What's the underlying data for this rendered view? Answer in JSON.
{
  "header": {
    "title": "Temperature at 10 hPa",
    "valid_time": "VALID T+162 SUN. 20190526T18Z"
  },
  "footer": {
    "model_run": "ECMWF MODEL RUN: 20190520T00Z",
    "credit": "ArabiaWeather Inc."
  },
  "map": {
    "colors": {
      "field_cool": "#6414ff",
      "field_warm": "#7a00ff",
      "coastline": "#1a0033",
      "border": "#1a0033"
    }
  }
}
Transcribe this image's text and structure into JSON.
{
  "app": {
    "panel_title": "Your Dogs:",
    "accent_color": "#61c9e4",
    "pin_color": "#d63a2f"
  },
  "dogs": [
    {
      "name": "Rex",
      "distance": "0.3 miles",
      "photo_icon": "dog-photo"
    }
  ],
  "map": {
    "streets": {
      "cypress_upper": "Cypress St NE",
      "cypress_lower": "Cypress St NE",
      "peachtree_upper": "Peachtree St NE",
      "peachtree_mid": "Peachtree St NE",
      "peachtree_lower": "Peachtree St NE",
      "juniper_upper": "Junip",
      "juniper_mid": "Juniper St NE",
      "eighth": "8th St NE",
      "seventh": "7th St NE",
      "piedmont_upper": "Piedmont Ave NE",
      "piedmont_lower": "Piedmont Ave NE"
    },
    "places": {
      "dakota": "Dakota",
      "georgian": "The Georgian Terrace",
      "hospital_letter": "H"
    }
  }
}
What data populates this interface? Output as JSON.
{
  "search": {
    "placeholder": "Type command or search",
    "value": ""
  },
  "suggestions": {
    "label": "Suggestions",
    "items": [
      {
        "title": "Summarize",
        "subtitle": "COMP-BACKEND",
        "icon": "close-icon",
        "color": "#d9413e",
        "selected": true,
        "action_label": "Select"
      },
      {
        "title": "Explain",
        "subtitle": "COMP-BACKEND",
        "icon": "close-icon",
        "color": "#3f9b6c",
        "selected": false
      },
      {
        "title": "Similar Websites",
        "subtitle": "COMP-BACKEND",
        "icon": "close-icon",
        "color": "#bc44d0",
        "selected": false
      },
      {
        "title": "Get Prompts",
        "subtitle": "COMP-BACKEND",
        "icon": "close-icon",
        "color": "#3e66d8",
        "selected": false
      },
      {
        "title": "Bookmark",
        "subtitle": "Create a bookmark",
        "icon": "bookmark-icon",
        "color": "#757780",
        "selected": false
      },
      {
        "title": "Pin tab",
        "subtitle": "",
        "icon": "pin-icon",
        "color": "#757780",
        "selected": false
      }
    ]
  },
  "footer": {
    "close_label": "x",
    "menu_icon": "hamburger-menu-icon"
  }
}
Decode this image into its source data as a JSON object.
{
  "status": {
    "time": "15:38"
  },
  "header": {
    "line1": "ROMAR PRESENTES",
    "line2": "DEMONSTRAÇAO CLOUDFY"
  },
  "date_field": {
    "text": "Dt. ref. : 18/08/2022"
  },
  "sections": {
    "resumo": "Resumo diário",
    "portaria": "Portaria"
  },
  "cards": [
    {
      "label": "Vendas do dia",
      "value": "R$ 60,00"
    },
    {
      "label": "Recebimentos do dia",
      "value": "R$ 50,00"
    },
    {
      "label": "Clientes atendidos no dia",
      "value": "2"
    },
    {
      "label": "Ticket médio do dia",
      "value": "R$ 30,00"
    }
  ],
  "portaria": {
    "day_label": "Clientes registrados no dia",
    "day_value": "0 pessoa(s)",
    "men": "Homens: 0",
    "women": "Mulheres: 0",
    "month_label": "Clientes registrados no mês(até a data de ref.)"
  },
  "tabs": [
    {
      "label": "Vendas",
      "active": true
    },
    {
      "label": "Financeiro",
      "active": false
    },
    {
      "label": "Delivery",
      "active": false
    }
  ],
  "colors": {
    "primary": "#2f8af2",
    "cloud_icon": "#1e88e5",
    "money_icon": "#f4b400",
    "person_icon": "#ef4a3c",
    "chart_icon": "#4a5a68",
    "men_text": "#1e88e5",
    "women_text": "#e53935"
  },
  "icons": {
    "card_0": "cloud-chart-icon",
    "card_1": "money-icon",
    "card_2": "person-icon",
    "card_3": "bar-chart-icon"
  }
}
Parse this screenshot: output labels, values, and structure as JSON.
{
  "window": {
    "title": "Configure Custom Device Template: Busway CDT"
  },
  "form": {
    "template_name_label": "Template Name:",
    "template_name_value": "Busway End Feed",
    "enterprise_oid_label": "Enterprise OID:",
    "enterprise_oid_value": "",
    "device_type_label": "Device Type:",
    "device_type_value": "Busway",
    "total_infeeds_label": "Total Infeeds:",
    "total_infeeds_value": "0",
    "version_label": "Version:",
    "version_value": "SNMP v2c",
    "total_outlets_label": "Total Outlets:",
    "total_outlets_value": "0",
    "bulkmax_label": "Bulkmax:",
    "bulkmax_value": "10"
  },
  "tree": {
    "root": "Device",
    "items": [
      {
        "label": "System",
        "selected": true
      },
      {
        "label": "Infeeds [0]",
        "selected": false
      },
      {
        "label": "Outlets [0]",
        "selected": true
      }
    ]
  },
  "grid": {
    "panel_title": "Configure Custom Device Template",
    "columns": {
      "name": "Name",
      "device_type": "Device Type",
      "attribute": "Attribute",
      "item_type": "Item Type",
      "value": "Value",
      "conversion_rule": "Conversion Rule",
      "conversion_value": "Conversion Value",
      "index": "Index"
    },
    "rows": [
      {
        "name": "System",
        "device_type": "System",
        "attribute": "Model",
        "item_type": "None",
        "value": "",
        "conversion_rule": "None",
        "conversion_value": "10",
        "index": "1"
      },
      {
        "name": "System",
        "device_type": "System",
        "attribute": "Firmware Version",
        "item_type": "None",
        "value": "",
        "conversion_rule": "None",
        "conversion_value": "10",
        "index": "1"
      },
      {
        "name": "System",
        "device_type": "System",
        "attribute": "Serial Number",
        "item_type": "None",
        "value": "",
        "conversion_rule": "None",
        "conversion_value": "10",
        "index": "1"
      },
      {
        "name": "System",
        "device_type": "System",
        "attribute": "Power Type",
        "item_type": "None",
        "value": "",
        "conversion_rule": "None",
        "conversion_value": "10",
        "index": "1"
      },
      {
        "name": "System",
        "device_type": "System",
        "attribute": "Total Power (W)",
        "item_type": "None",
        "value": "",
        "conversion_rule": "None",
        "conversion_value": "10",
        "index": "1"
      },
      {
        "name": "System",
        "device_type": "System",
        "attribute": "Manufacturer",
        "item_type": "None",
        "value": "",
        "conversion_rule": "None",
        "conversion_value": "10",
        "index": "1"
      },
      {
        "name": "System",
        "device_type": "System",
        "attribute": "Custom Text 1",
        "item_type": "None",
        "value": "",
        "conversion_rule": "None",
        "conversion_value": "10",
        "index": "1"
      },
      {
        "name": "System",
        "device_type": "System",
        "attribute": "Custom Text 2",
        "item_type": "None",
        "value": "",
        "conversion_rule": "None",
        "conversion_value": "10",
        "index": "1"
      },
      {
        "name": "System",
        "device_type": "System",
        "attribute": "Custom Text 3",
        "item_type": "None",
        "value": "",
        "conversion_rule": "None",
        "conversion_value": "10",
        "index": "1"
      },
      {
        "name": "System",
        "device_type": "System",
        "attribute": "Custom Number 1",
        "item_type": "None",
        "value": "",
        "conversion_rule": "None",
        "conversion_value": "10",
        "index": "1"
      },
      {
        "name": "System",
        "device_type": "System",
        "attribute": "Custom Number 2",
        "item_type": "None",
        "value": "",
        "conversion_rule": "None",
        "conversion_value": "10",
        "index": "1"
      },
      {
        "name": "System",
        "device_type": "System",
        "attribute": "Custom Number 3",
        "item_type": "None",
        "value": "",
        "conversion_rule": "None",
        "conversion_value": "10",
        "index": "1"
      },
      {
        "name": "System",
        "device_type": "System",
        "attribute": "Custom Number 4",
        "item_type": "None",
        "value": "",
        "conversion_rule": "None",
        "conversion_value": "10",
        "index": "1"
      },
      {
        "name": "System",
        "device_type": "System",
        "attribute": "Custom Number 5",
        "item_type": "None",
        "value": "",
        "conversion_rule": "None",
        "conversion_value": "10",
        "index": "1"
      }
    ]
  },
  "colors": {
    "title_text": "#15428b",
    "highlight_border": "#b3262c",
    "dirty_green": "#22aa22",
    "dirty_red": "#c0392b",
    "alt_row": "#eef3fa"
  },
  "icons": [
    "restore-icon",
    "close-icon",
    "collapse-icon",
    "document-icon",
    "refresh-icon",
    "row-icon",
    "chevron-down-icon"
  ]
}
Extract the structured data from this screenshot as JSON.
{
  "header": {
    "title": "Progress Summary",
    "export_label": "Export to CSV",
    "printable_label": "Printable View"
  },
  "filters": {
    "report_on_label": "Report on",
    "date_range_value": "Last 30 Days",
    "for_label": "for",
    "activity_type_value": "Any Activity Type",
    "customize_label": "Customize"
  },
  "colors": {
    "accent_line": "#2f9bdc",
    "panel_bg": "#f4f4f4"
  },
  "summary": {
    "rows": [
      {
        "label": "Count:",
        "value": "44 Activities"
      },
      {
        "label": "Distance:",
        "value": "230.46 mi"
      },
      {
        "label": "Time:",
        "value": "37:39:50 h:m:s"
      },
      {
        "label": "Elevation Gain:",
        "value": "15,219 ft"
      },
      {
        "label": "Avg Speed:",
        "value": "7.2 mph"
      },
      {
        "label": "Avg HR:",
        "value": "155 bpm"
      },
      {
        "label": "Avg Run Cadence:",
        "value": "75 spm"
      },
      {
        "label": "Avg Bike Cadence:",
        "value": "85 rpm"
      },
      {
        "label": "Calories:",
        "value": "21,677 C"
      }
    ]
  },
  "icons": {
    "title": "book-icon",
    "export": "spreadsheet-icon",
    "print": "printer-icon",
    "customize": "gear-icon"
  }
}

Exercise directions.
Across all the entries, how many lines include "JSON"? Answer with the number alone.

Task answer.
6